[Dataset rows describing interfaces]
>>>>>

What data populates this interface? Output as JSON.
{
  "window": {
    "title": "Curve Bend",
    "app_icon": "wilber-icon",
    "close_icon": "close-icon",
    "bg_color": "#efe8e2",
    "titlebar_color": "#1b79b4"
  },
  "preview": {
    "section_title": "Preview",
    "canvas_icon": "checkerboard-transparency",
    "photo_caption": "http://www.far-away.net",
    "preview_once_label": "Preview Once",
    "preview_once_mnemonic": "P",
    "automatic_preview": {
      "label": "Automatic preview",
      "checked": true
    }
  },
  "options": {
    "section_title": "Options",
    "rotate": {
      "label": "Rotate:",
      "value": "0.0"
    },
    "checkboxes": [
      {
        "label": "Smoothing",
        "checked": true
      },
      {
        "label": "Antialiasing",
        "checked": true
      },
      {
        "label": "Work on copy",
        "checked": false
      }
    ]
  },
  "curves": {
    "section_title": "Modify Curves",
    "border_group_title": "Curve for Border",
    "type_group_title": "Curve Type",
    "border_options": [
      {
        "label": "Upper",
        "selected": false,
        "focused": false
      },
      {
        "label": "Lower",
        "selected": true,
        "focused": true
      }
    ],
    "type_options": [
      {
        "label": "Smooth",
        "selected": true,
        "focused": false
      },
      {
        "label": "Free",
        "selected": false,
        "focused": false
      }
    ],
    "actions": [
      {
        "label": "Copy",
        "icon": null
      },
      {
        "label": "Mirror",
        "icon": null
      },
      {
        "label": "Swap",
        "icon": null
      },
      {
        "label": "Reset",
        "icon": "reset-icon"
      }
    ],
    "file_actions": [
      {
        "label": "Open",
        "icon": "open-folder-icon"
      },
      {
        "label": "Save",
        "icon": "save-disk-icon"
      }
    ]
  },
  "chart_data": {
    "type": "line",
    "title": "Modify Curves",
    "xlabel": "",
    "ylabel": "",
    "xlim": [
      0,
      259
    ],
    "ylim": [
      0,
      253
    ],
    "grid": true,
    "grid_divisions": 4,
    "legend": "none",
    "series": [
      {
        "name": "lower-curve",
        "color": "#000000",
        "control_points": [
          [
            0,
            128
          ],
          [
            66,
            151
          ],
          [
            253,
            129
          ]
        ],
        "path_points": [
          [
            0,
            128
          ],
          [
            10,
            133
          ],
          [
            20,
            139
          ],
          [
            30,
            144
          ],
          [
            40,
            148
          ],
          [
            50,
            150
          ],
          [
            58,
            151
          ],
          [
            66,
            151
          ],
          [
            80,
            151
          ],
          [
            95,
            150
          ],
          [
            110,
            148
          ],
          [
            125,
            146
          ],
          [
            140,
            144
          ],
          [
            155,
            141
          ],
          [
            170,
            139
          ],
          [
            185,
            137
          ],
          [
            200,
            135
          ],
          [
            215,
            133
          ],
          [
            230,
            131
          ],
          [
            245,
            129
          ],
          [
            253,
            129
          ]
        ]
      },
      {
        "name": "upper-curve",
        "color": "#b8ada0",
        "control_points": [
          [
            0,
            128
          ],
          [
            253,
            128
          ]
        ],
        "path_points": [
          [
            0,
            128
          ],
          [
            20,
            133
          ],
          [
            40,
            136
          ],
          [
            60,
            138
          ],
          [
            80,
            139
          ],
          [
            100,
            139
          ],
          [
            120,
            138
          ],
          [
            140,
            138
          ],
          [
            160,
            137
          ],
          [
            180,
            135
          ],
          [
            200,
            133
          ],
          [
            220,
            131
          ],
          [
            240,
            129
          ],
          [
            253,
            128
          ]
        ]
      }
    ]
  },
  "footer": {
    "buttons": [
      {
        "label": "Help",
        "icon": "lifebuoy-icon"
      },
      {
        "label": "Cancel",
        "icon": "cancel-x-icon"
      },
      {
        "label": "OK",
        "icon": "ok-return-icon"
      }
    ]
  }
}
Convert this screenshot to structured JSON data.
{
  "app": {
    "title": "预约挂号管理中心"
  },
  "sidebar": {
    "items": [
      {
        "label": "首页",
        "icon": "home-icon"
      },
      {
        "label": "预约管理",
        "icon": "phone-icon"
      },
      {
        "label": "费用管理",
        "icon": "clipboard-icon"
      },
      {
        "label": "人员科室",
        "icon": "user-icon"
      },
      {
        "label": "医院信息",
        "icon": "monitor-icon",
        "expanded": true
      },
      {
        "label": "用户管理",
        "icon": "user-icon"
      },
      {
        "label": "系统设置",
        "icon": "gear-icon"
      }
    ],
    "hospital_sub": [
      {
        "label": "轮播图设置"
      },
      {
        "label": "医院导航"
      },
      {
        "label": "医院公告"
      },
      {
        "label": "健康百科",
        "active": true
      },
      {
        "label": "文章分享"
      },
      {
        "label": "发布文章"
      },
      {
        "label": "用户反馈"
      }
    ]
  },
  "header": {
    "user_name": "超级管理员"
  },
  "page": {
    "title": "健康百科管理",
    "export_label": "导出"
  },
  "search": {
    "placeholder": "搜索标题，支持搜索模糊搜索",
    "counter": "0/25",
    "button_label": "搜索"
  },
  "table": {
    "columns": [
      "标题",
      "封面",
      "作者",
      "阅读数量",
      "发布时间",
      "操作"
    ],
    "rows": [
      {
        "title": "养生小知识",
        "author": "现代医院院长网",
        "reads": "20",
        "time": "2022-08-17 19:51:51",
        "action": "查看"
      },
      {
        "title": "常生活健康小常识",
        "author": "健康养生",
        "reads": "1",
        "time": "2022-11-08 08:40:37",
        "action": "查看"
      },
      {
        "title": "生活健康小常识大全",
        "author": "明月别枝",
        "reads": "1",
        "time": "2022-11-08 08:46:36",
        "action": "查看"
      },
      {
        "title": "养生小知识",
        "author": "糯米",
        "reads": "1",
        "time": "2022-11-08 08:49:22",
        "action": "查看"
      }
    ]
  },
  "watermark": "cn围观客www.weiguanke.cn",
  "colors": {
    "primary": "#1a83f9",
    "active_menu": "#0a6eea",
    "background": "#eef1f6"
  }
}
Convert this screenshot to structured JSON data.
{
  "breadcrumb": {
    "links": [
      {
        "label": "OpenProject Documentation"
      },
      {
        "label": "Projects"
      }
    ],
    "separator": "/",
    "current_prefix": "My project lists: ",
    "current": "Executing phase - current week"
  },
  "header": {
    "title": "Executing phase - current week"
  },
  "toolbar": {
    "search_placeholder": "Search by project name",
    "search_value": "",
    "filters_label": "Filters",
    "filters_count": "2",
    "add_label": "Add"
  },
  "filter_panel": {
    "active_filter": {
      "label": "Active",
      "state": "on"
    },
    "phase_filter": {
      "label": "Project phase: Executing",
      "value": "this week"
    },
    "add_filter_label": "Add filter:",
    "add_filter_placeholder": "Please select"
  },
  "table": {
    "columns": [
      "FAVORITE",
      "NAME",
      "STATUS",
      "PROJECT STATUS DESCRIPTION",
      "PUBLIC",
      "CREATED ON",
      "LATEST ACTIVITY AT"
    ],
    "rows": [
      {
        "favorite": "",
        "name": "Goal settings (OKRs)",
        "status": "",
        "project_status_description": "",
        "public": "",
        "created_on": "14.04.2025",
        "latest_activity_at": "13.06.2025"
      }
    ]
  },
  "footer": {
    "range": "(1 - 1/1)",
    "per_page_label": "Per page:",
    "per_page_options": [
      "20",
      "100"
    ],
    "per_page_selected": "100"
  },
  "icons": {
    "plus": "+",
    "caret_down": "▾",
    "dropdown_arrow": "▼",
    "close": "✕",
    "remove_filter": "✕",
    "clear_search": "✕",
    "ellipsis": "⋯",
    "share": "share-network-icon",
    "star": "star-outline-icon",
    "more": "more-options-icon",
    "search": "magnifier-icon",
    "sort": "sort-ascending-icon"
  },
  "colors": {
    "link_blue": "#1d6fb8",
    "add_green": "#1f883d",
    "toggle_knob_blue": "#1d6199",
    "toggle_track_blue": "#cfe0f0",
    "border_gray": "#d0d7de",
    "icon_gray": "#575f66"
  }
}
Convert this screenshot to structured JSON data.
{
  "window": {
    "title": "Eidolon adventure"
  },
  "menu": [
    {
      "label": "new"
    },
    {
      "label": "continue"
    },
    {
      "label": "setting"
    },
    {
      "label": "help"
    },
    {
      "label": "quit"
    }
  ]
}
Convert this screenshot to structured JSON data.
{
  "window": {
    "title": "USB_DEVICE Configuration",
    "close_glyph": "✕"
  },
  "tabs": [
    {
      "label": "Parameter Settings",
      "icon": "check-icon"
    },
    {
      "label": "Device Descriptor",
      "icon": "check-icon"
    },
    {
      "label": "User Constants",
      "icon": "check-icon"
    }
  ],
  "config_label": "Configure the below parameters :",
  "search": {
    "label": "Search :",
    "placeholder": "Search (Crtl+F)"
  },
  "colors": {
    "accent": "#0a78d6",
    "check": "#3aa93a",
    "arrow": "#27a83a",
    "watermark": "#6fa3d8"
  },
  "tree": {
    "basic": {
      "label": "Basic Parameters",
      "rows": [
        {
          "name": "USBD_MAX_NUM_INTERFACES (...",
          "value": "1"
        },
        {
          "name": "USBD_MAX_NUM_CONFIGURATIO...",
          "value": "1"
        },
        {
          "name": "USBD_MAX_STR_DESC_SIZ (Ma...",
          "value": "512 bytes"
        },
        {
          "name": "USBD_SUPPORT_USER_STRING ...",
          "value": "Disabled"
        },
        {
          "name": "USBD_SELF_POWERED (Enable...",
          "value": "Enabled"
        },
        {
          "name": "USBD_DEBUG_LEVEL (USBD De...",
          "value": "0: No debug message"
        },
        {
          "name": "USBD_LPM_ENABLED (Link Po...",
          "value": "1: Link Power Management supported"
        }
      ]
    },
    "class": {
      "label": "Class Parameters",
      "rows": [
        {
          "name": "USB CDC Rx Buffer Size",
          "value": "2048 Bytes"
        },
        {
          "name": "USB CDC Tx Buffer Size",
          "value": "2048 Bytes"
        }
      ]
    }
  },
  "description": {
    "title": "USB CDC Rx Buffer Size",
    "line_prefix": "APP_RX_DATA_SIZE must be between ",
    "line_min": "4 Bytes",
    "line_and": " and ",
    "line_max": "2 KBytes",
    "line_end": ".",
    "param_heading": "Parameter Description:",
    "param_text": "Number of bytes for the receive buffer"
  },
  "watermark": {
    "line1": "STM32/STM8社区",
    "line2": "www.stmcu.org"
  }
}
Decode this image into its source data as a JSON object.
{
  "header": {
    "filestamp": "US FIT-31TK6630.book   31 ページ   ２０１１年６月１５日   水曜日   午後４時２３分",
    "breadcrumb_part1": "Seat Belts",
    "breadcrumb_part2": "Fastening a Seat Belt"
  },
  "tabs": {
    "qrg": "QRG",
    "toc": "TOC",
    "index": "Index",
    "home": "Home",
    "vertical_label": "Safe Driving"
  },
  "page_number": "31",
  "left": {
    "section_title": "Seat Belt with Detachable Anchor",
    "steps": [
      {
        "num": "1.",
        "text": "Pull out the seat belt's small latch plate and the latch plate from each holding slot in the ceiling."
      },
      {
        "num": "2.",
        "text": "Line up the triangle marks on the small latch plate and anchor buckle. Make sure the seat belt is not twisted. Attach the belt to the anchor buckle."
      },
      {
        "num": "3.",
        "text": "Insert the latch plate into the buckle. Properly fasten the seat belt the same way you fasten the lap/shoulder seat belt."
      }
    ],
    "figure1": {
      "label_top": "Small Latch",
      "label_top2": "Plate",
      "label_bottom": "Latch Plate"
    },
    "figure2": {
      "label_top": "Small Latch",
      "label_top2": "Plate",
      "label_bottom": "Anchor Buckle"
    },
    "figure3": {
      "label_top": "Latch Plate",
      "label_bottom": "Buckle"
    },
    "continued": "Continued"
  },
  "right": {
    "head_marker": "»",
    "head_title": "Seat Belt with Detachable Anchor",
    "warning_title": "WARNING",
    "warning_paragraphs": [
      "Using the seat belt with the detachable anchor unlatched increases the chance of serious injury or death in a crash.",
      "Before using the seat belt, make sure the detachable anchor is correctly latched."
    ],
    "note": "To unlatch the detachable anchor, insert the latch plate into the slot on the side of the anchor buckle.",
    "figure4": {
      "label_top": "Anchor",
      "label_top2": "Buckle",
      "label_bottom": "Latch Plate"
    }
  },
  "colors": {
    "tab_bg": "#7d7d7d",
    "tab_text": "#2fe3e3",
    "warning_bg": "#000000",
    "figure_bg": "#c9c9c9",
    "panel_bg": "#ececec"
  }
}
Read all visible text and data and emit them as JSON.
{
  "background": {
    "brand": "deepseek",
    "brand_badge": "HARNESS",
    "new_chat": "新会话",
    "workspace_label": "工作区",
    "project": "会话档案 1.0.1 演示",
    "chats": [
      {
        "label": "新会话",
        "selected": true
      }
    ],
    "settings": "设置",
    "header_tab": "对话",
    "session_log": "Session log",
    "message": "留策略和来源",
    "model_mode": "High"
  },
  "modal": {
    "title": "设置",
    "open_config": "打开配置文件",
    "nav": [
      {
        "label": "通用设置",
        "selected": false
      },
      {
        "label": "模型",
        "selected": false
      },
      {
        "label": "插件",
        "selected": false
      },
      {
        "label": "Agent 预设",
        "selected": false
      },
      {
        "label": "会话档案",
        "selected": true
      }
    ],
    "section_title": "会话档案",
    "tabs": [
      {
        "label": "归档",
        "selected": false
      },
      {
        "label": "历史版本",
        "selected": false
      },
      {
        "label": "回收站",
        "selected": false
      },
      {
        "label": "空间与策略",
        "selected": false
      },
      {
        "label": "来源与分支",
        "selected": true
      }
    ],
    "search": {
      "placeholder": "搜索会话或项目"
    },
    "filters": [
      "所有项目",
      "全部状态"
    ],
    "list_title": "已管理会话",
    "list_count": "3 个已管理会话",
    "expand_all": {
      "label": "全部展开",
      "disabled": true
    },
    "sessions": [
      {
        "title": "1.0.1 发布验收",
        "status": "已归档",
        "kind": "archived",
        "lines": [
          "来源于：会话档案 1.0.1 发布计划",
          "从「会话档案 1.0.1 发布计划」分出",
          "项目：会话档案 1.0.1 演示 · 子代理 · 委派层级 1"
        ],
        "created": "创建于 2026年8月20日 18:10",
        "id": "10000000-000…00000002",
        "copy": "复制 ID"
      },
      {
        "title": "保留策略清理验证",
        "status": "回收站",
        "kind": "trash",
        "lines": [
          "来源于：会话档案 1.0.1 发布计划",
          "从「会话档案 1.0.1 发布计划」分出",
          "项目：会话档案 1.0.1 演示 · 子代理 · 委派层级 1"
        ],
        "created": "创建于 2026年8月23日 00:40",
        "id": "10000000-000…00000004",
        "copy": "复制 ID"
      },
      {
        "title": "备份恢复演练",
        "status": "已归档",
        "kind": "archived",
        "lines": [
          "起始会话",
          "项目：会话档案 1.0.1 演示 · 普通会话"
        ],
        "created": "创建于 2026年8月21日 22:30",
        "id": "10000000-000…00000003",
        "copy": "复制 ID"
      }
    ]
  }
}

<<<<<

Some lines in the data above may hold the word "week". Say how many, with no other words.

3